§ Problem
Where does the word "JSON" show up in the data? Please find each such line and copy it.

──────

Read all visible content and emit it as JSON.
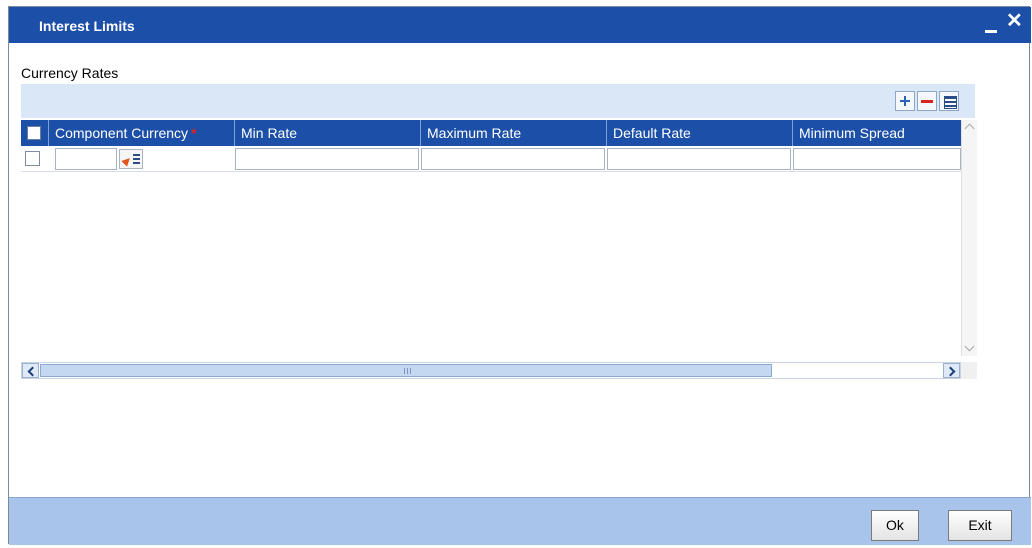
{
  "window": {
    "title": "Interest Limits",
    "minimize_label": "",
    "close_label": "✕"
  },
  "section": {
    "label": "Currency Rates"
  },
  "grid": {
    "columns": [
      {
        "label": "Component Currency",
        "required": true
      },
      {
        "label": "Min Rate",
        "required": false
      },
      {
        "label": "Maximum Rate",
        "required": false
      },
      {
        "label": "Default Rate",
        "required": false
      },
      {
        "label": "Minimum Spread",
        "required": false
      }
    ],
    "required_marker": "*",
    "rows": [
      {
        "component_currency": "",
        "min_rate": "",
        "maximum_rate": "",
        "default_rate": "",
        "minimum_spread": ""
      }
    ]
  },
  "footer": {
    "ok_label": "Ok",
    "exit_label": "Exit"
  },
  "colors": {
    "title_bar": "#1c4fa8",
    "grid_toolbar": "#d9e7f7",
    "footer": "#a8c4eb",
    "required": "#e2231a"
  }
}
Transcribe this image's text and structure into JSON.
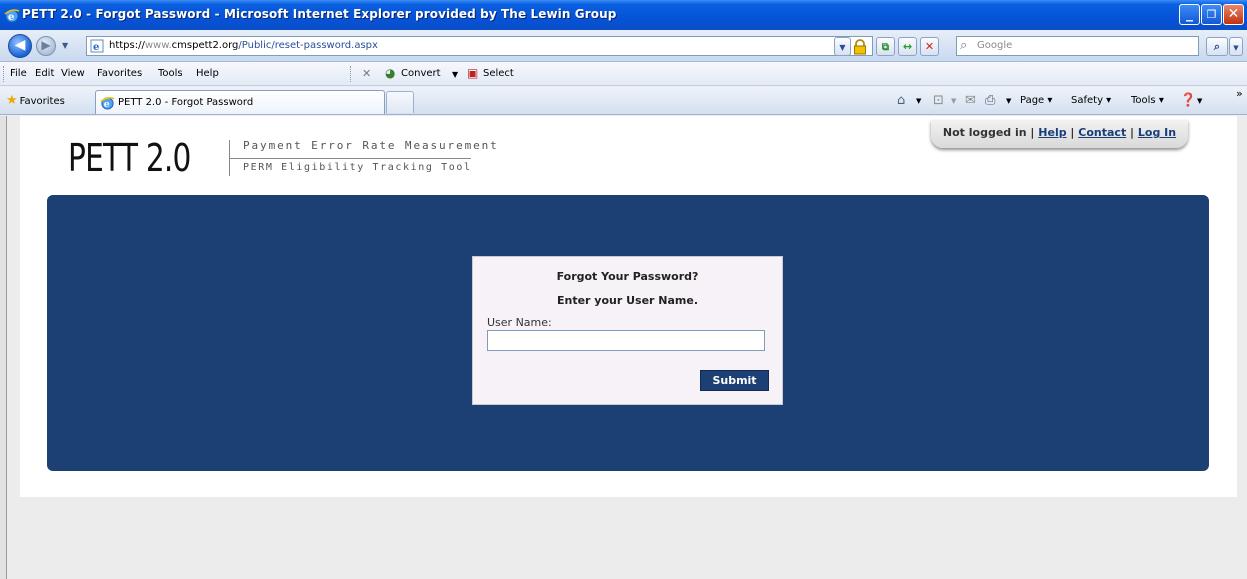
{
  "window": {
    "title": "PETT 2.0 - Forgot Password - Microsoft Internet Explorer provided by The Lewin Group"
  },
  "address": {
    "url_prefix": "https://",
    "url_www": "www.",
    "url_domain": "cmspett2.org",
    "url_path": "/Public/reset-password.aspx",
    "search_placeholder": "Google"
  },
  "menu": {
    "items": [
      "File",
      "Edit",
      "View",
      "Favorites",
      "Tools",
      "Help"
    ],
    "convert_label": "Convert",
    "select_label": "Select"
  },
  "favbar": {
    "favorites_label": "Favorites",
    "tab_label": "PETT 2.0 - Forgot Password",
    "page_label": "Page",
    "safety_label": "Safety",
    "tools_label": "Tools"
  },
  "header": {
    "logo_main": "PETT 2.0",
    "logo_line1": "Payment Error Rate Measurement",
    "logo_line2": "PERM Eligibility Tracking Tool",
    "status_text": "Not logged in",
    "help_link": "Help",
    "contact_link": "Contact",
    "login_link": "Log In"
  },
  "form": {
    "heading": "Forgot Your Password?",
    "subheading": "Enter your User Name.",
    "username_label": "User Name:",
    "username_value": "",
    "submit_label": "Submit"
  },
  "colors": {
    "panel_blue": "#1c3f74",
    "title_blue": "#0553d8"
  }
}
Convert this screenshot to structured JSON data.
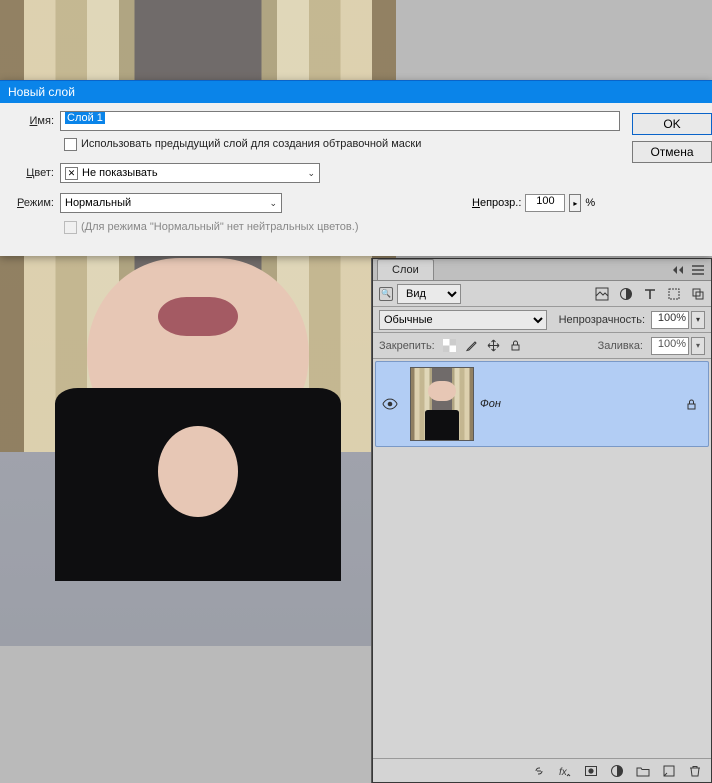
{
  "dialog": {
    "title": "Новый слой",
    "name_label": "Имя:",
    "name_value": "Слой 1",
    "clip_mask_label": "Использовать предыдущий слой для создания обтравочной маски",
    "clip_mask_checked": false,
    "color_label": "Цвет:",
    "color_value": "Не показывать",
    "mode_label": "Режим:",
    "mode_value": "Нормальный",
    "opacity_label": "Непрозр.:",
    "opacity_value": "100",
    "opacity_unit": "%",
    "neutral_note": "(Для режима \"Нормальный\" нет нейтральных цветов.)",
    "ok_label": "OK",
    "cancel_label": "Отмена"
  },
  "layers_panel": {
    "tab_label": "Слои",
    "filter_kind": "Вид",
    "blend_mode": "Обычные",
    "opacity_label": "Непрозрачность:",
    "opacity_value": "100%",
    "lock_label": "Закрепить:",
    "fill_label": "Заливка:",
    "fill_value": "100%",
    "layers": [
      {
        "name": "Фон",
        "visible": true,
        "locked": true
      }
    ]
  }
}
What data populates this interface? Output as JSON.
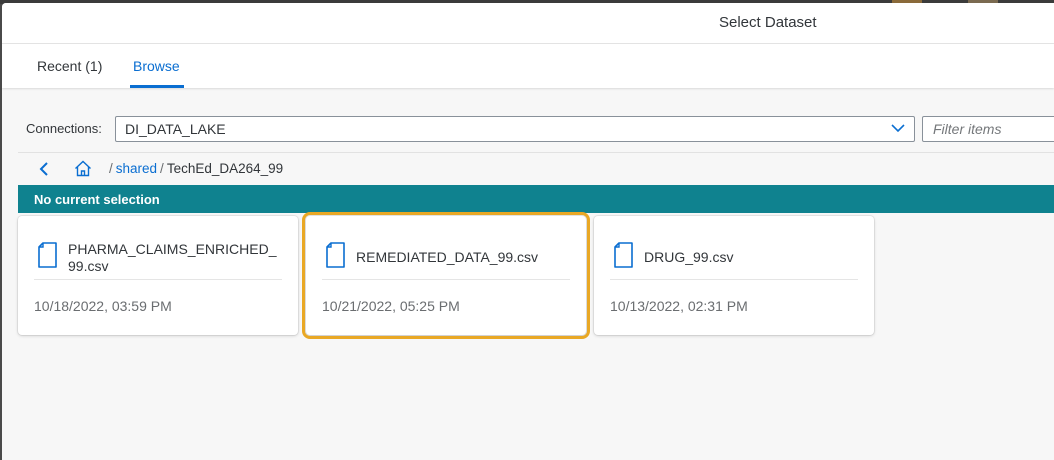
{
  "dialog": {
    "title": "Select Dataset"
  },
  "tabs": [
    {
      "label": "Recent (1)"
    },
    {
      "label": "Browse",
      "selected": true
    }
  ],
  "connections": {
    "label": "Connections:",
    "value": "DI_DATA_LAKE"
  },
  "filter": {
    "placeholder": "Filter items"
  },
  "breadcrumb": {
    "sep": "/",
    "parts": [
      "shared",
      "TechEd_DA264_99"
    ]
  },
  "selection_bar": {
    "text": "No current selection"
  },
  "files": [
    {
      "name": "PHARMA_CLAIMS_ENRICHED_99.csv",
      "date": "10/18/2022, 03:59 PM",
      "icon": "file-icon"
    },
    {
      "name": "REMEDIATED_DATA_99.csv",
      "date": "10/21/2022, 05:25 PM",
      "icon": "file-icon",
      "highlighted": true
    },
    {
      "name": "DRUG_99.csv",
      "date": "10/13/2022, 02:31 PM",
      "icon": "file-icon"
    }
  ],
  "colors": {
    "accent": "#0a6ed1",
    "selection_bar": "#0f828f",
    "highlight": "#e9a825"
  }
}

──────

§ Result of this exercise
Read all visible content and emit it as JSON.
Transcribe this image's text and structure into JSON.
Convert this screenshot to structured JSON data.
What data populates this interface? Output as JSON.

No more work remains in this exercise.